#### [WHAT YOU HAVE TO DO]
What is needed is a word-for-word copy of all the entries, minus the pictures.
--- START ---
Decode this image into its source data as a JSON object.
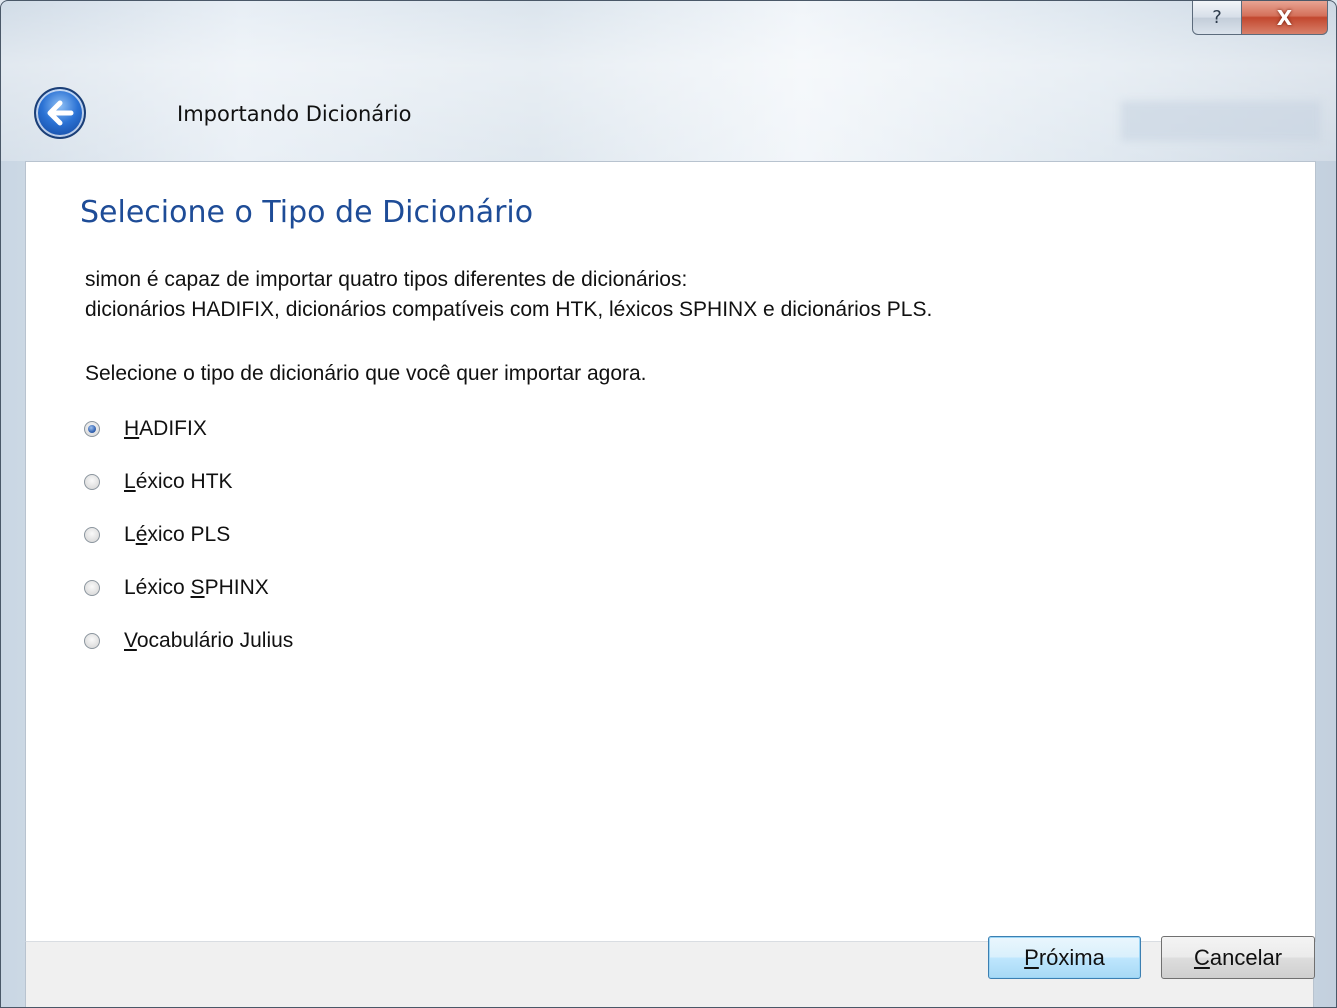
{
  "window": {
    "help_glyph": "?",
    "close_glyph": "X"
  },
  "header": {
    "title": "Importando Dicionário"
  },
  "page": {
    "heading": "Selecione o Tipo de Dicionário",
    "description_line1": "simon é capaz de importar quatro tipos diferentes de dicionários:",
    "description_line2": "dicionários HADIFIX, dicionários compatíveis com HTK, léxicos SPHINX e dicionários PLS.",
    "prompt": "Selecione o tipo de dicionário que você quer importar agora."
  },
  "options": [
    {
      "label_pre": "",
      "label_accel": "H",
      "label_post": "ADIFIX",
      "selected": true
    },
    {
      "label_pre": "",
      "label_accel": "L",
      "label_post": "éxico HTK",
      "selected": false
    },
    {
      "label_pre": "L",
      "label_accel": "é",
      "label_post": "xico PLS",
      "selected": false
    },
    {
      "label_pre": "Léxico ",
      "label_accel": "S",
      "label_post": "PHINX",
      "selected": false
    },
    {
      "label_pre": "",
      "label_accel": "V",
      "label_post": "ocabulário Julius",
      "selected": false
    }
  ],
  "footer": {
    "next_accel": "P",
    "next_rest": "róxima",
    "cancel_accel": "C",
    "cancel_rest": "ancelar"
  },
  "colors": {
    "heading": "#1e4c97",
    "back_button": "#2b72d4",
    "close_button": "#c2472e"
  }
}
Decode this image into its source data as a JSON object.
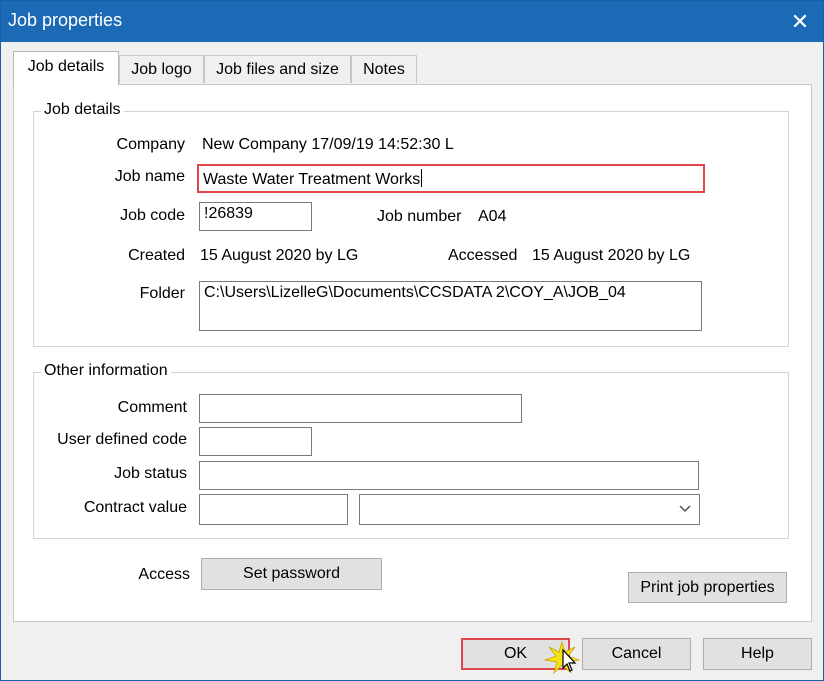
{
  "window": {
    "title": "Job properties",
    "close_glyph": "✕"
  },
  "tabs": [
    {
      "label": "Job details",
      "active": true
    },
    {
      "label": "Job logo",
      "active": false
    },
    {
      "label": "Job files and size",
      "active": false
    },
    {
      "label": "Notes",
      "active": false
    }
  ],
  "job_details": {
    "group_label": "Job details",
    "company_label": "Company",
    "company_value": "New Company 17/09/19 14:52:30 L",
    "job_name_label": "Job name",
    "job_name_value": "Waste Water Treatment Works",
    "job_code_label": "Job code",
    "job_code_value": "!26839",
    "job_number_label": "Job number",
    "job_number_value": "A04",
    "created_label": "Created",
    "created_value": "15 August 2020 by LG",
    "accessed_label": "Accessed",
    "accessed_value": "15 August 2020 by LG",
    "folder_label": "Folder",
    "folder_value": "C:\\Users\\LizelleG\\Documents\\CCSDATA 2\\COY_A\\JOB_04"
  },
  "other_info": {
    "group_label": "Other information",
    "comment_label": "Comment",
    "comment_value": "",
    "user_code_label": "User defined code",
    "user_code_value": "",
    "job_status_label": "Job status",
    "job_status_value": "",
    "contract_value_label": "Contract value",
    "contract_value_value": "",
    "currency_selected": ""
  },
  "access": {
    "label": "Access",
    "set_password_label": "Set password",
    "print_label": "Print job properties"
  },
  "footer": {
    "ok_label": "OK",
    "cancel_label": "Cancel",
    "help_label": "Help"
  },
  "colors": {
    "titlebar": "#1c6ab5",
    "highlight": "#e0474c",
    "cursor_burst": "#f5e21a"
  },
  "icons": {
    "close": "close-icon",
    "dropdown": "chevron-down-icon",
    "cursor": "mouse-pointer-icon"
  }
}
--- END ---
#### [WRITTEN REPLY]
Decode this image into its source data as a JSON object.
{
  "window": {
    "help_glyph": "?",
    "close_glyph": "X"
  },
  "header": {
    "title": "Importando Dicionário"
  },
  "page": {
    "heading": "Selecione o Tipo de Dicionário",
    "description_line1": "simon é capaz de importar quatro tipos diferentes de dicionários:",
    "description_line2": "dicionários HADIFIX, dicionários compatíveis com HTK, léxicos SPHINX e dicionários PLS.",
    "prompt": "Selecione o tipo de dicionário que você quer importar agora."
  },
  "options": [
    {
      "label_pre": "",
      "label_accel": "H",
      "label_post": "ADIFIX",
      "selected": true
    },
    {
      "label_pre": "",
      "label_accel": "L",
      "label_post": "éxico HTK",
      "selected": false
    },
    {
      "label_pre": "L",
      "label_accel": "é",
      "label_post": "xico PLS",
      "selected": false
    },
    {
      "label_pre": "Léxico ",
      "label_accel": "S",
      "label_post": "PHINX",
      "selected": false
    },
    {
      "label_pre": "",
      "label_accel": "V",
      "label_post": "ocabulário Julius",
      "selected": false
    }
  ],
  "footer": {
    "next_accel": "P",
    "next_rest": "róxima",
    "cancel_accel": "C",
    "cancel_rest": "ancelar"
  },
  "colors": {
    "heading": "#1e4c97",
    "back_button": "#2b72d4",
    "close_button": "#c2472e"
  }
}
Decode this image into its source data as a JSON object.
{
  "window": {
    "title": "Job properties",
    "close_glyph": "✕"
  },
  "tabs": [
    {
      "label": "Job details",
      "active": true
    },
    {
      "label": "Job logo",
      "active": false
    },
    {
      "label": "Job files and size",
      "active": false
    },
    {
      "label": "Notes",
      "active": false
    }
  ],
  "job_details": {
    "group_label": "Job details",
    "company_label": "Company",
    "company_value": "New Company 17/09/19 14:52:30 L",
    "job_name_label": "Job name",
    "job_name_value": "Waste Water Treatment Works",
    "job_code_label": "Job code",
    "job_code_value": "!26839",
    "job_number_label": "Job number",
    "job_number_value": "A04",
    "created_label": "Created",
    "created_value": "15 August 2020 by LG",
    "accessed_label": "Accessed",
    "accessed_value": "15 August 2020 by LG",
    "folder_label": "Folder",
    "folder_value": "C:\\Users\\LizelleG\\Documents\\CCSDATA 2\\COY_A\\JOB_04"
  },
  "other_info": {
    "group_label": "Other information",
    "comment_label": "Comment",
    "comment_value": "",
    "user_code_label": "User defined code",
    "user_code_value": "",
    "job_status_label": "Job status",
    "job_status_value": "",
    "contract_value_label": "Contract value",
    "contract_value_value": "",
    "currency_selected": ""
  },
  "access": {
    "label": "Access",
    "set_password_label": "Set password",
    "print_label": "Print job properties"
  },
  "footer": {
    "ok_label": "OK",
    "cancel_label": "Cancel",
    "help_label": "Help"
  },
  "colors": {
    "titlebar": "#1c6ab5",
    "highlight": "#e0474c",
    "cursor_burst": "#f5e21a"
  },
  "icons": {
    "close": "close-icon",
    "dropdown": "chevron-down-icon",
    "cursor": "mouse-pointer-icon"
  }
}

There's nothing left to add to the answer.